WHAT YOU WILL DO — Retype every record that follows, character for character.

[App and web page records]
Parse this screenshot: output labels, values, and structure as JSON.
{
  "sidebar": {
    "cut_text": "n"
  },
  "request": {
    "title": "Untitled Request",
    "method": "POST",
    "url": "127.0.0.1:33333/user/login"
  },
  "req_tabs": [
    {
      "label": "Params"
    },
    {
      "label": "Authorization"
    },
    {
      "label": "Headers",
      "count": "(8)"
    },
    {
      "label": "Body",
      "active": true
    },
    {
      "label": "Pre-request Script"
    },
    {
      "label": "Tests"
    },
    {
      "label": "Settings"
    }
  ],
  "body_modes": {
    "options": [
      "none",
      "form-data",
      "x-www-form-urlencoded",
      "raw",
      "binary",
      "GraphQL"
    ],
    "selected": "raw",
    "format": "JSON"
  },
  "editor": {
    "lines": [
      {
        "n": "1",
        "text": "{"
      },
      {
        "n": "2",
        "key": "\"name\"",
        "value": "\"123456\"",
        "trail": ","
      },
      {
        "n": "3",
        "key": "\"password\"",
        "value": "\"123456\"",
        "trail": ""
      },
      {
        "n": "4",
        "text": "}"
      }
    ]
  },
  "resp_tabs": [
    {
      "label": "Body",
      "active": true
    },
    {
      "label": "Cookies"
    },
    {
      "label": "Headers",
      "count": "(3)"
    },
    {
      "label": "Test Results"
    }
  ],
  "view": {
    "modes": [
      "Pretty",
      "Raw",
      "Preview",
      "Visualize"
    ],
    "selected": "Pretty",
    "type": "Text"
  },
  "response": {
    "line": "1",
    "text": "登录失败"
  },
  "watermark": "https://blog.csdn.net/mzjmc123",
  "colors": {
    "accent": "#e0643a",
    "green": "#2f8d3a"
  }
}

ANSWER TO THIS TASK —
Parse this screenshot: output labels, values, and structure as JSON.
{
  "sidebar": {
    "cut_text": "n"
  },
  "request": {
    "title": "Untitled Request",
    "method": "POST",
    "url": "127.0.0.1:33333/user/login"
  },
  "req_tabs": [
    {
      "label": "Params"
    },
    {
      "label": "Authorization"
    },
    {
      "label": "Headers",
      "count": "(8)"
    },
    {
      "label": "Body",
      "active": true
    },
    {
      "label": "Pre-request Script"
    },
    {
      "label": "Tests"
    },
    {
      "label": "Settings"
    }
  ],
  "body_modes": {
    "options": [
      "none",
      "form-data",
      "x-www-form-urlencoded",
      "raw",
      "binary",
      "GraphQL"
    ],
    "selected": "raw",
    "format": "JSON"
  },
  "editor": {
    "lines": [
      {
        "n": "1",
        "text": "{"
      },
      {
        "n": "2",
        "key": "\"name\"",
        "value": "\"123456\"",
        "trail": ","
      },
      {
        "n": "3",
        "key": "\"password\"",
        "value": "\"123456\"",
        "trail": ""
      },
      {
        "n": "4",
        "text": "}"
      }
    ]
  },
  "resp_tabs": [
    {
      "label": "Body",
      "active": true
    },
    {
      "label": "Cookies"
    },
    {
      "label": "Headers",
      "count": "(3)"
    },
    {
      "label": "Test Results"
    }
  ],
  "view": {
    "modes": [
      "Pretty",
      "Raw",
      "Preview",
      "Visualize"
    ],
    "selected": "Pretty",
    "type": "Text"
  },
  "response": {
    "line": "1",
    "text": "登录失败"
  },
  "watermark": "https://blog.csdn.net/mzjmc123",
  "colors": {
    "accent": "#e0643a",
    "green": "#2f8d3a"
  }
}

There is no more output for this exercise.